Developing country governments are pursuing policies to attract FDI. In line with several other studies, the empirical results in this paper confirm the importance of many of the usual determinants of FDI in developing countries. More specifically, the growth of domestic markets, a stable macroeconomic environment, liberalization policies, the availability of energy and a generally supportive business environment are significant explanations for FDI inflows. The availability/cost of labor is also a relevant factor. The contribution of this paper, however, is in highlighting the important role of human capital in regressions involving a large sample of developing countries. In this respect, the empirical results are novel and have wide-ranging policy implications. As a result of the adoption by TNCs of complex global integration strategies, a significant factor in influencing locational decisions is the presence of sophisticated, created assets in host countries. It is thus crucial—especially in a context of increasing competition for FDI—that developing countries formulate policies that improve local skills and build up their human resource capabilities (World Bank, 2000). This is necessary to raise not only the volume but also the quality and sophistication of the FDI that a country can attract. Countries that rely exclusively on low-cost low-skill labor or natural resources to attract FDI will find it difficult to induce FDI into high value-added industries and may suffer slower economic growth. Lall (1998) argues that, given minimum levels of skills and infrastructure, low labor costs may now matter only in a handful of low-technology activities, such as low-end garments, since semiconductors have become highly automated and capital intensive. Empirical analyses should always end with a word of caution. Although the econometric results appear robust to different specifications, it remains the case that the variables that have been used for human capital are only rather distant proxies for the quality of labor, which is what one would ideally like to measure. Moreover, as often in econometrics, it is extremely difficult to attach causal meaning to correlations among variables since omitted variables may distort the true relationship between dependent and explanatory variables.
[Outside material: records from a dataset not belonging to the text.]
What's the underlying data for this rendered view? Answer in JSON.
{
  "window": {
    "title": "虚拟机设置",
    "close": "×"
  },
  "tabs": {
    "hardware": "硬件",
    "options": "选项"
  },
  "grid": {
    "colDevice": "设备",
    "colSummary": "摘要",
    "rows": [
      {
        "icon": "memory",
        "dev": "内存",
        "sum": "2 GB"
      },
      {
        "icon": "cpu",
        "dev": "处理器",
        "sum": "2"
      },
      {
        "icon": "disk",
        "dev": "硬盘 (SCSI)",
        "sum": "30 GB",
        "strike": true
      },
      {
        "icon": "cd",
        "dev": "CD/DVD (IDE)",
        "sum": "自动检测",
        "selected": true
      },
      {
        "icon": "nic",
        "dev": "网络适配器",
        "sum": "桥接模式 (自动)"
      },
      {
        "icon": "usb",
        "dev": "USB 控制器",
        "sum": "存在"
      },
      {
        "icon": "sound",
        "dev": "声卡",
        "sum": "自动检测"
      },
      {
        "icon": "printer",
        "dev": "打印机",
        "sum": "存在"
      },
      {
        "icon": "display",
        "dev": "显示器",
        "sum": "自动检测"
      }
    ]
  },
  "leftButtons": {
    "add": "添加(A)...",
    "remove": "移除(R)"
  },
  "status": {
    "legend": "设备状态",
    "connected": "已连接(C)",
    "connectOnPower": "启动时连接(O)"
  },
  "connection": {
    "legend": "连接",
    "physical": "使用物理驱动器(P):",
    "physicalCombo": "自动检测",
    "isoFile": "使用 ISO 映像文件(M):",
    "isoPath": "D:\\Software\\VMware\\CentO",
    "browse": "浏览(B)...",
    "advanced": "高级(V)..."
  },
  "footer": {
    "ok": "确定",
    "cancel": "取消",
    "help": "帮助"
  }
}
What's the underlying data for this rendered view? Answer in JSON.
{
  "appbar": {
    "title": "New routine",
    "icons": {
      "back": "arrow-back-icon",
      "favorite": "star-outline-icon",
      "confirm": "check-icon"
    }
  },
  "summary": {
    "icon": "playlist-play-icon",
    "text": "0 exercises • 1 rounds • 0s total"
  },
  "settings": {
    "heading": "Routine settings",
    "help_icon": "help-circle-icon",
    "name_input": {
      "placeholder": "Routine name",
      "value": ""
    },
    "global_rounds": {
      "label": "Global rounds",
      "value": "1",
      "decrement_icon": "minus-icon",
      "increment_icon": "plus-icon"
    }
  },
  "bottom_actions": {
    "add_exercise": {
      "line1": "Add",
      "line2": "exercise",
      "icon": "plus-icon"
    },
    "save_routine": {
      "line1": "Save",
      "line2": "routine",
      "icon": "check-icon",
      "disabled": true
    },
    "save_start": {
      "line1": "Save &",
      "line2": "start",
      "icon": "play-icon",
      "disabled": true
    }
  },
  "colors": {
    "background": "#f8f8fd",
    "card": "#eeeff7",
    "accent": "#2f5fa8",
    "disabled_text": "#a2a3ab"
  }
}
Finally, the empirical analysis has proceeded at a rather aggregate level. A more disaggregated analysis, e.g., at sectoral level, may yield important insights. The research agenda is long.